Partial as I am to Bausch & Lomb I’m not one to neglect opportunity when it comes along. -K
One great trouble of the amateur microscopist is that economics often dictate the equipment one works with. This is apt to be a vintage or downright antique microscope and the accessories associated with such a microscope are available only rarely. That rarity does not translate to economy. Naturally, occasions come about when some piece of apparatus might be found inexpensively and in working condition; otherwise one is left with little choice than to make their own accessories, which can be enjoyable but is not always practical.
Recently I came upon an individual who produces a limited range of modern accessories for a number of redly available microscopes from a variety of manufacturers. One of the items is a polarizer and analyzer designed for use with the American Optical 60. Being possessed of one and a bit of disposable income, I purchased the device and it arrived today.
The analyzer appears to be composed of a portion of polarizing film in an aluminum frame. Not in and of itself particularly special but it is very convenient having a nicely mounted bit of film in a frame of just the right size. It is recommended that the analyzer be placed in the body of the microscope below the angled eyepiece tube. Placing the analyzer thusly dispenses with the difficulty of using an eyepiece mounted analyzer, and the tendency of such to be accidentally rotated.
The polarizer is composed of a similar filter, of the sort available for digital cameras, mounted in a specialty holder that fits over the sub-stage lamp. It’s particularly nice that the filter is of a type so easily replaced, for although the analyzer may be left safely within the body of the microscope, the polarizer is apt to become damaged at some point. So long as the housing is in good shape a new polarizing filter may be placed on it at any time.
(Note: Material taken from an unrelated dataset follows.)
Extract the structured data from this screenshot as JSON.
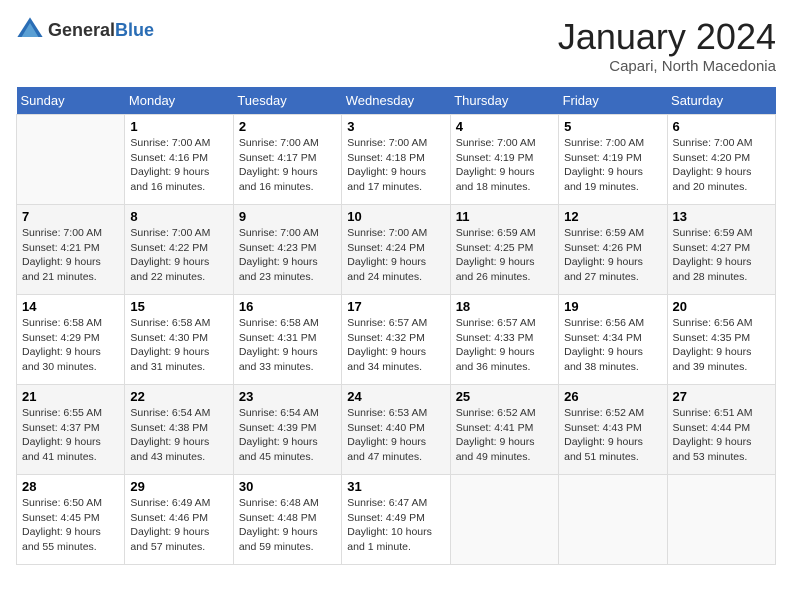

The housing on which the filter is mounted is perfectly constructed to elevate the filter over the profoundly convex lens of the illuminator.
Testing the apparatus shows that it is of suitable quality, better (as well made modern polarizing films are) than the traditional Nicol prisms. Overall it is very nice, worth the expense certainly and gratifying in use, particularly as it has the very tailored feel of being made by one who possesses the exact model for which it has been constructed. I’ve resisted the urge to post pictures and include links, but suffice it to say the set may be found on eBay.